Problem description:
Pick every line out of the entries below that holds the string "label", and report them.

Data:

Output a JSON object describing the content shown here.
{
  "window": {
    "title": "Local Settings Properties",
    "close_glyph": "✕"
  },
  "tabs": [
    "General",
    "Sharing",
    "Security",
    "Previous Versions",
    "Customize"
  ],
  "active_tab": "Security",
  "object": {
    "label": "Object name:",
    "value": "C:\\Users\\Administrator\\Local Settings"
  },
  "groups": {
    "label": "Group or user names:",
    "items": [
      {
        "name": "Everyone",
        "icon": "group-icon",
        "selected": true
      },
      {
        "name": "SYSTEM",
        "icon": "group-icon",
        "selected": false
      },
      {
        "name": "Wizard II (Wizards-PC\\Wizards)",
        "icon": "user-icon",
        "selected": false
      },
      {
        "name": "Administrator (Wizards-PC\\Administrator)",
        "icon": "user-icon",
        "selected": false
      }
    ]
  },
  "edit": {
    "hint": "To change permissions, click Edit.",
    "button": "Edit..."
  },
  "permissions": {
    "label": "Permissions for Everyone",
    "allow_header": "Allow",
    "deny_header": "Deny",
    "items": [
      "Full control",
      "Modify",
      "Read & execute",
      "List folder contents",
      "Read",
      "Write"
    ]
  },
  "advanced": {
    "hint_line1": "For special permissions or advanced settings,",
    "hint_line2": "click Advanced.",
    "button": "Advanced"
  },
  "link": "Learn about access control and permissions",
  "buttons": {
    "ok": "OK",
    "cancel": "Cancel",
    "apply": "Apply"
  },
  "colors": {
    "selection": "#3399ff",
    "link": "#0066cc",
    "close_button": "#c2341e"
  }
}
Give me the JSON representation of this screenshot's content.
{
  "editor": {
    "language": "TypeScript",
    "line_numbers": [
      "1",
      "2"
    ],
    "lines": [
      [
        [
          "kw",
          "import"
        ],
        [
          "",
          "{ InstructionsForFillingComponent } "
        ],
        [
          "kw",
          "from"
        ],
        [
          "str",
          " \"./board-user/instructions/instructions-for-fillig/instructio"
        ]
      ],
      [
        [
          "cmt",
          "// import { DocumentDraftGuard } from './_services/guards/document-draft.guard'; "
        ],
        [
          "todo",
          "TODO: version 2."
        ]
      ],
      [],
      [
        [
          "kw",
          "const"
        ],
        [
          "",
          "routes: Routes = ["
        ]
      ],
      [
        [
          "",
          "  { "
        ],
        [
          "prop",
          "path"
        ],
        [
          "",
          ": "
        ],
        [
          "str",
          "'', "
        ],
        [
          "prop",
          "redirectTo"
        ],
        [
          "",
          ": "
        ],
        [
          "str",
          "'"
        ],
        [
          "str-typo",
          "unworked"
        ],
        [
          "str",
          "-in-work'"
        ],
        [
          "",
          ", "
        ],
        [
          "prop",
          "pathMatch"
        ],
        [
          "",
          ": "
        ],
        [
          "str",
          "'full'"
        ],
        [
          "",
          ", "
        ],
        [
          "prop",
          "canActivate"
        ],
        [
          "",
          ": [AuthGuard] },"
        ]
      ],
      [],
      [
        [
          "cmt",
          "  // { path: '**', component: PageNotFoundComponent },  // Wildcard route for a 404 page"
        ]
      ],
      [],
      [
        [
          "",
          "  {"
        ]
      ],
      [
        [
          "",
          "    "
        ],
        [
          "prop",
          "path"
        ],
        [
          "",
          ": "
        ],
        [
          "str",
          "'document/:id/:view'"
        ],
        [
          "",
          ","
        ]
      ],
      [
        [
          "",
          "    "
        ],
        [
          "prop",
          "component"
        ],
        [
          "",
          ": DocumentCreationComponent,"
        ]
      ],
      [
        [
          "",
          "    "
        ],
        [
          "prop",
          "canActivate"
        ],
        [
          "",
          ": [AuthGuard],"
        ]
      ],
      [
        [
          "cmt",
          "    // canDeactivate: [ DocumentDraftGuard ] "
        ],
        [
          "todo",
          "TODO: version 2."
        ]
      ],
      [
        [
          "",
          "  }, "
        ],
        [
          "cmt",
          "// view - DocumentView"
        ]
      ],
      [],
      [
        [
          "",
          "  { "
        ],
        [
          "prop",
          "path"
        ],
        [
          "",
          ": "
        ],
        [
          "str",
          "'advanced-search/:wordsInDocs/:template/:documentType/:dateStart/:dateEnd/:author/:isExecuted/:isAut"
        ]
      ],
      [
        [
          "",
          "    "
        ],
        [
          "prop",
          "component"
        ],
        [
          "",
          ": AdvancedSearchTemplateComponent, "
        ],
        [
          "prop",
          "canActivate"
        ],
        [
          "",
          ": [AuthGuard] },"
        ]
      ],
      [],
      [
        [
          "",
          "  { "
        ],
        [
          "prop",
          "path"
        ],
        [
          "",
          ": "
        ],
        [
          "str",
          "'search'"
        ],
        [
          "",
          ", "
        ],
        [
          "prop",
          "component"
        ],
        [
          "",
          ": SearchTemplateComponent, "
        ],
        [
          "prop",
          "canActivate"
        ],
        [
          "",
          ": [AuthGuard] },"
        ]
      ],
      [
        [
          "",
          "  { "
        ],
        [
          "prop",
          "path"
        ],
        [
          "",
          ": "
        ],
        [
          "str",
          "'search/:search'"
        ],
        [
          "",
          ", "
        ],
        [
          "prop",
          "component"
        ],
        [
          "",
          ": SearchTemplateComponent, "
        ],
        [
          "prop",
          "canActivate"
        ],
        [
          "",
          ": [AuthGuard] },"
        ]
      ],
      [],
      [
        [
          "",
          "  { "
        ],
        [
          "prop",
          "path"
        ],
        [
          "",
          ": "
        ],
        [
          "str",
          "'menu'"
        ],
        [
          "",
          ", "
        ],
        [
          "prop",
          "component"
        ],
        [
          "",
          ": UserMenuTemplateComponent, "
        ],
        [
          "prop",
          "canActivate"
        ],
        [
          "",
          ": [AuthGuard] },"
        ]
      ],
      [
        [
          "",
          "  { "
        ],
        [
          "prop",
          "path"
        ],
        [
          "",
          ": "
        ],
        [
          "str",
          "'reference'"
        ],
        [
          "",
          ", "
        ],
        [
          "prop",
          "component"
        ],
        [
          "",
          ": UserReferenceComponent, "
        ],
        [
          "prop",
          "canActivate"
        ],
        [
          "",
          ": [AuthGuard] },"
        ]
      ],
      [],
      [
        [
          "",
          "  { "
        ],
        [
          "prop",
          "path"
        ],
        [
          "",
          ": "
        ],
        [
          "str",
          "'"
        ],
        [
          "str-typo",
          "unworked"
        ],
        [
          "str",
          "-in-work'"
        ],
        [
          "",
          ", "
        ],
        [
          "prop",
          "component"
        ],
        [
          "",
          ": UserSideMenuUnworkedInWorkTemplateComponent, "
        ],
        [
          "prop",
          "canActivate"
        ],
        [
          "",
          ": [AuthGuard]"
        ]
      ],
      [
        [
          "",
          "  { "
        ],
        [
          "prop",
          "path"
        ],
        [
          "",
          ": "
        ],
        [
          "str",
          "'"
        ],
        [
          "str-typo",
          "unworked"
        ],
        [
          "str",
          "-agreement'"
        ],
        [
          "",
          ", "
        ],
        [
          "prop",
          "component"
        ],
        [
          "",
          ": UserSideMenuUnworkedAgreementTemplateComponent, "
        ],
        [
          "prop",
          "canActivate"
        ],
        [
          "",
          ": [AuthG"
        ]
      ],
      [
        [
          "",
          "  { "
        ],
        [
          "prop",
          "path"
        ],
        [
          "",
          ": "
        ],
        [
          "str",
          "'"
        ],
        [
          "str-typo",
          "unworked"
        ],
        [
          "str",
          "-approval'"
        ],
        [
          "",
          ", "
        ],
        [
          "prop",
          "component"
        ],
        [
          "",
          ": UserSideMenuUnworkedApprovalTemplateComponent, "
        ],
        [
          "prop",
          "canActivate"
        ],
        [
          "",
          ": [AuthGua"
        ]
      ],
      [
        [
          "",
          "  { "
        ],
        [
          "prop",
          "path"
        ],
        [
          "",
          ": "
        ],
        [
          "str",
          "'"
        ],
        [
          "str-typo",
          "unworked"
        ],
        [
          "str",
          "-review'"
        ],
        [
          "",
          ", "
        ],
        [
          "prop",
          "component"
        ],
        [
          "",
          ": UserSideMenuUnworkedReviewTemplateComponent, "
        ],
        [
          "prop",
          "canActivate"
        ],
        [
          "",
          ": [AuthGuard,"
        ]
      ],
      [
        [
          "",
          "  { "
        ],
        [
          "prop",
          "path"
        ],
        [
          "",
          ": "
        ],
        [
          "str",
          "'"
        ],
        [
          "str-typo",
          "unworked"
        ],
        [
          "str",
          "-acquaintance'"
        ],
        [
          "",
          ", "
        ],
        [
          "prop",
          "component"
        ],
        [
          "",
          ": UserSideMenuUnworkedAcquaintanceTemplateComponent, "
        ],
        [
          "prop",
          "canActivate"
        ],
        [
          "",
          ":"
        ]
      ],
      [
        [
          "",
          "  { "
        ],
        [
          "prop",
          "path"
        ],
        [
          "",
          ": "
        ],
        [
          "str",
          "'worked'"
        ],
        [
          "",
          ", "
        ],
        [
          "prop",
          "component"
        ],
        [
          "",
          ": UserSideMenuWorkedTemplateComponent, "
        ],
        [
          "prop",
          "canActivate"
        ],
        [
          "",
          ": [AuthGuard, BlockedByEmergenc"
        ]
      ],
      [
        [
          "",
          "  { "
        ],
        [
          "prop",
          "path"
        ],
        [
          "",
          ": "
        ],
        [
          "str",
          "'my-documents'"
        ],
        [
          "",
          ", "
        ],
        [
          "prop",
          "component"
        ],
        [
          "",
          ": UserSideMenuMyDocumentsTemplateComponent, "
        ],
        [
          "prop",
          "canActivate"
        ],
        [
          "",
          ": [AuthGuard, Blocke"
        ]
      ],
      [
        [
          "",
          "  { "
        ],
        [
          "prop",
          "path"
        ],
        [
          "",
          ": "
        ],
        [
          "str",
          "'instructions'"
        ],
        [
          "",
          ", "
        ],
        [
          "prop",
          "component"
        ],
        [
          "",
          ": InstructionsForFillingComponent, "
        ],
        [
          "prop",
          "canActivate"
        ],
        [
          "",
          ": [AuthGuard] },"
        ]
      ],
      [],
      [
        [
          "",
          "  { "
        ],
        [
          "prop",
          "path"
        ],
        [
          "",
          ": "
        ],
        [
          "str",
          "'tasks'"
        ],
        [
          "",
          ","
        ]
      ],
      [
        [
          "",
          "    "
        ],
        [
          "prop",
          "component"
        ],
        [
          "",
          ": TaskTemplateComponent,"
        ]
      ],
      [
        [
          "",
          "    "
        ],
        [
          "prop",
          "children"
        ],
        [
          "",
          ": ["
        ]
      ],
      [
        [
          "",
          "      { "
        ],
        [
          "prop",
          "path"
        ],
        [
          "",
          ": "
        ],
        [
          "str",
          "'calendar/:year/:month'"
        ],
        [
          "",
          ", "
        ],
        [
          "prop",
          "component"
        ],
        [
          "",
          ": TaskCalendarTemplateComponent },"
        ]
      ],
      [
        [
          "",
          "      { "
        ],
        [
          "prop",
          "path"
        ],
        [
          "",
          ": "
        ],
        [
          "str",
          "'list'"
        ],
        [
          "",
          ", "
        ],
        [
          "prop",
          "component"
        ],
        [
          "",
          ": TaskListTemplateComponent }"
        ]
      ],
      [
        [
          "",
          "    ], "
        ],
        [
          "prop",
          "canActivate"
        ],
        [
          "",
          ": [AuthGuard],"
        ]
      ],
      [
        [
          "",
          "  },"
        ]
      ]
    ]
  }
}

Answer space:
    "label": "Object name:",
    "label": "Group or user names:",
    "label": "Permissions for Everyone",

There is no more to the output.